"American Christianity has historically been focused so obsessively on the Nicene Creed—which says Jesus was the son of God, who was crucified for our sins and rose from the grave three days later—that it never made much room for the actual teachings of this radical Jewish street preacher.
"This is why I'm against Easter. It celebrates the death of Jesus nearly to the exclusion of his life. If the Easter miracle can save us from this life, then why bother with the harder work of enacting the kingdom of God here? It is, after all, much harder."
I’m always confused when I hear things like this. What “radical” teachings does he refer to? Perhaps this? Or maybe this? Or how about this? And there’s always this. To carry one’s cross was not just a great burden; under the Roman form of punishment, the condemned was forced to carry his cross as an acknowledgment of guilt. It was a way of saying that Rome was correct in meting out justice to this criminal. To carry one's cross is to acknowledge that you are guilty and that God is correct in meting out justice. That is the full import of that frequently misused verse.
The good news is that Christ carried the cross and endured God's justice for us. Knowing this adds special weight to Paul’s declaration that “I have been crucified with Christ and I no longer live, but Christ lives in me. The life I live in the body, I live by faith in the Son of God, who loved me and gave himself for me.”
Reece wants to do good works on this earth. Good for him. We can all learn from his example.

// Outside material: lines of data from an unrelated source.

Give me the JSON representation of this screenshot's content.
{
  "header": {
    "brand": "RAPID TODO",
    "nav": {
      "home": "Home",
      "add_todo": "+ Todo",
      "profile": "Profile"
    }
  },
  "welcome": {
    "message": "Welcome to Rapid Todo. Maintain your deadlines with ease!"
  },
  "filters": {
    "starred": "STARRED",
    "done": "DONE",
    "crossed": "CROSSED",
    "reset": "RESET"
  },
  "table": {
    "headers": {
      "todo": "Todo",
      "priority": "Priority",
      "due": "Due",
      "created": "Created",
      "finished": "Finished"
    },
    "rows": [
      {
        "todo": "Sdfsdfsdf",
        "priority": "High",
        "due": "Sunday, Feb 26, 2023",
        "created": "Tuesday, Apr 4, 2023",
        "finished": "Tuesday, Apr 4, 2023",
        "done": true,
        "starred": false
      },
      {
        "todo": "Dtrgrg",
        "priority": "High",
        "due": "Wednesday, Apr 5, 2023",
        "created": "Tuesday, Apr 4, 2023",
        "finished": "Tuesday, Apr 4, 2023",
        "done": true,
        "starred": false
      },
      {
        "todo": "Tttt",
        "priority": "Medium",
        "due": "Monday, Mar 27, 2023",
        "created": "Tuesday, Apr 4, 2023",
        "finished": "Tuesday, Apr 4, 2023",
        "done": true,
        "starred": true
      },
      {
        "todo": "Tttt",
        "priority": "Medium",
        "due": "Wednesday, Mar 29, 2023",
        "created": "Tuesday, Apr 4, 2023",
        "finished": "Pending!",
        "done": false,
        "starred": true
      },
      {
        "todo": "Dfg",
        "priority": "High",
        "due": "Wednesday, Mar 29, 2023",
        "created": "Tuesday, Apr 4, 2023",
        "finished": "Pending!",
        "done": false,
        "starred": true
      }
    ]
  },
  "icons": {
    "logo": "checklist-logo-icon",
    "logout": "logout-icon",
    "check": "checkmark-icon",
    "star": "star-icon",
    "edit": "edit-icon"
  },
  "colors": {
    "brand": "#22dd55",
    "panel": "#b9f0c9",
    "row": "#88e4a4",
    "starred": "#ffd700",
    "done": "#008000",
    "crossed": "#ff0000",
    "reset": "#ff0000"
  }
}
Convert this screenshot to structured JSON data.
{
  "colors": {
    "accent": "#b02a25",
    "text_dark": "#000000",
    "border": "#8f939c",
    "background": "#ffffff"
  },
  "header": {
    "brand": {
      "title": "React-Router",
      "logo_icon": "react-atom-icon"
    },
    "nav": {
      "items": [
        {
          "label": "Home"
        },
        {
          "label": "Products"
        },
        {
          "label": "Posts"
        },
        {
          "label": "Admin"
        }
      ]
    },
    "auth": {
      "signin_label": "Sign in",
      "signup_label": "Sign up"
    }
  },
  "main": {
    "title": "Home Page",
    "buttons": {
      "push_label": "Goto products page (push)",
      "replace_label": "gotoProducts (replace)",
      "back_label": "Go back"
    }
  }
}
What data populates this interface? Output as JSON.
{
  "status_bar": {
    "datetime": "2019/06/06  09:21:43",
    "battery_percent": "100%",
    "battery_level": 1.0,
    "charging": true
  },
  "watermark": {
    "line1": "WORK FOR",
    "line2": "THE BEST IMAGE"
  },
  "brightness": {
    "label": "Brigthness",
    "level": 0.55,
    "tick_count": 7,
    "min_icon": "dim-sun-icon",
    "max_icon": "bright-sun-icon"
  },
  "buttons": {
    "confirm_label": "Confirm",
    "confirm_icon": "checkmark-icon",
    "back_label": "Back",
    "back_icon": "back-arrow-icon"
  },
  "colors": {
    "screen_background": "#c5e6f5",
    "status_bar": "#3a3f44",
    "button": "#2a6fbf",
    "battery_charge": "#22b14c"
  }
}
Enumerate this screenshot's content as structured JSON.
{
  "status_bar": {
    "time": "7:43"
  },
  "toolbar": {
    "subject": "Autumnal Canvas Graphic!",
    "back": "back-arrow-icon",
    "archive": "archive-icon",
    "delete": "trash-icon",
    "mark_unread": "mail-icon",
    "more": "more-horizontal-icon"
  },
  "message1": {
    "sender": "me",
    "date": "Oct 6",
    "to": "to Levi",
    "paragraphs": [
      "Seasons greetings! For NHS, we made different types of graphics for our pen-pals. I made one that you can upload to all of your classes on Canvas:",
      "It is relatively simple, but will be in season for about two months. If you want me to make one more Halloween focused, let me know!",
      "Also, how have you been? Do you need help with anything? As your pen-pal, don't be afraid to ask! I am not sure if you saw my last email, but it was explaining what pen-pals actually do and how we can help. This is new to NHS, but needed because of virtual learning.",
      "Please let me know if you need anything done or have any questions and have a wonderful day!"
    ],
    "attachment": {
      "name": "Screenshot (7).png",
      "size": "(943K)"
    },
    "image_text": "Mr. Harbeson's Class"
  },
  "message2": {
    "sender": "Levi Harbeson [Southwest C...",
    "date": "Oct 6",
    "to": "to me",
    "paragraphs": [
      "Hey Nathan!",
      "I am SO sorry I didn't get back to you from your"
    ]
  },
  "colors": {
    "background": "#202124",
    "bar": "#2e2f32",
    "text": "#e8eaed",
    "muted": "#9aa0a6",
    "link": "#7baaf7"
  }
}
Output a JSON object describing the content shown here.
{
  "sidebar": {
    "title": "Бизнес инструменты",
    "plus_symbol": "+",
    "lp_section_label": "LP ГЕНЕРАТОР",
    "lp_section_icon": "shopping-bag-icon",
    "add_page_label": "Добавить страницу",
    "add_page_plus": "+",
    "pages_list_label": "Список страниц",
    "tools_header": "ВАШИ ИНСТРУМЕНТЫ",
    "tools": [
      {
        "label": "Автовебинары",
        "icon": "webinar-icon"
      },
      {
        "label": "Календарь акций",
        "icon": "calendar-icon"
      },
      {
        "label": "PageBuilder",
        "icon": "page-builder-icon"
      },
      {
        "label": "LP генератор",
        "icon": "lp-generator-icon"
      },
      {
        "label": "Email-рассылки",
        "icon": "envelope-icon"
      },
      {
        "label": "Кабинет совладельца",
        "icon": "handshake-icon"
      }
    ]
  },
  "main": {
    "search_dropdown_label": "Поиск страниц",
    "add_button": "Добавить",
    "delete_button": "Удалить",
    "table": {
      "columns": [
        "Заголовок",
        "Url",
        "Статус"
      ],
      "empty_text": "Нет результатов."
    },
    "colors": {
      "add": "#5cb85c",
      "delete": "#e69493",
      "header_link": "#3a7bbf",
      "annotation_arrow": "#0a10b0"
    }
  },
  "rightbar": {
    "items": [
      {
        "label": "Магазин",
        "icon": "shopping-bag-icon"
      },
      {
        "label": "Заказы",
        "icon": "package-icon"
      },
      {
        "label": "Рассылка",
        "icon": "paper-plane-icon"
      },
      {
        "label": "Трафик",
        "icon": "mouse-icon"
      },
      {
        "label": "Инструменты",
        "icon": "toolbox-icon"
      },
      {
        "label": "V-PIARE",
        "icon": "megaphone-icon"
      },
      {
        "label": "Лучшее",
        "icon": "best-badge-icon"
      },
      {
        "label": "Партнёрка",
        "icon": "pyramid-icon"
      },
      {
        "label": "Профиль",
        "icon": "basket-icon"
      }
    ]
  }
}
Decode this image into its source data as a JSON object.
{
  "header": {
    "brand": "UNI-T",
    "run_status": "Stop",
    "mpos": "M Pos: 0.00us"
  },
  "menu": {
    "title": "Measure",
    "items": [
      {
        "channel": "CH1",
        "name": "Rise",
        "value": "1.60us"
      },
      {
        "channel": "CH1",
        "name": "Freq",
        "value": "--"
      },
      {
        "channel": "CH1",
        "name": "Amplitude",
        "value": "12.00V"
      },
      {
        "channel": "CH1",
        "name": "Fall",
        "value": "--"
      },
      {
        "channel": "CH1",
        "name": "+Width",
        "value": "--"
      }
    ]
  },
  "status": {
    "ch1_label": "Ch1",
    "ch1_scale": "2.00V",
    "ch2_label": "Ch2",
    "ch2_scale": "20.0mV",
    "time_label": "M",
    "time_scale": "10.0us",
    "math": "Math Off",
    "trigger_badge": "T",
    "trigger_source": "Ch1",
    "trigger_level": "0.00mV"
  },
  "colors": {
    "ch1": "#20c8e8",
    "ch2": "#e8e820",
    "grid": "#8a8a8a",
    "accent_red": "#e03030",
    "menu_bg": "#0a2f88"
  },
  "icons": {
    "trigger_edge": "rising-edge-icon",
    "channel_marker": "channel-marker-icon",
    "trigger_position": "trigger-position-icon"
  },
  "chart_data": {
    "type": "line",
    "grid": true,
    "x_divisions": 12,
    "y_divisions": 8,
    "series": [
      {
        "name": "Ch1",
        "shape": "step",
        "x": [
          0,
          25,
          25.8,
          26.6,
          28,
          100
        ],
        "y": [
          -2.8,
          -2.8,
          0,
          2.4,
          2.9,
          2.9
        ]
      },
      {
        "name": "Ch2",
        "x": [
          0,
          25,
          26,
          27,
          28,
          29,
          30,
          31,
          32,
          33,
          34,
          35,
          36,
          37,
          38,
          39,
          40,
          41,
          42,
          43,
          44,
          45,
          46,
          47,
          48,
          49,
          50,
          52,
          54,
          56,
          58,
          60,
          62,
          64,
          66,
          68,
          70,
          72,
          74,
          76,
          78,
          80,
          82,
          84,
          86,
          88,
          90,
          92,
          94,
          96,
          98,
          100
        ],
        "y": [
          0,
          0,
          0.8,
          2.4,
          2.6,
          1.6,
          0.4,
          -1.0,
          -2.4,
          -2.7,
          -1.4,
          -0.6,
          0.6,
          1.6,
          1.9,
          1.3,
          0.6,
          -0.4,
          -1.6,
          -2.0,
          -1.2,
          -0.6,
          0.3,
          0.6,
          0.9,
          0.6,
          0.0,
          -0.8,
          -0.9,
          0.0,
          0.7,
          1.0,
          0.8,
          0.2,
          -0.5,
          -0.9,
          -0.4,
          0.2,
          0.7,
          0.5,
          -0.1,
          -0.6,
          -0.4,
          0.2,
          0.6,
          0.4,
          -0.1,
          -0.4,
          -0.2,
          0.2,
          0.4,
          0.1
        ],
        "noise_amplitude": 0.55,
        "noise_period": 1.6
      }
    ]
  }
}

But when he takes only a partial Jesus and ignores the full teaching of Scripture, he is not obeying Jesus.
Me, I want Jesus, too, but I want the Jesus of Good Friday and Easter morning. Without that Jesus, I’d be a pitiable fool.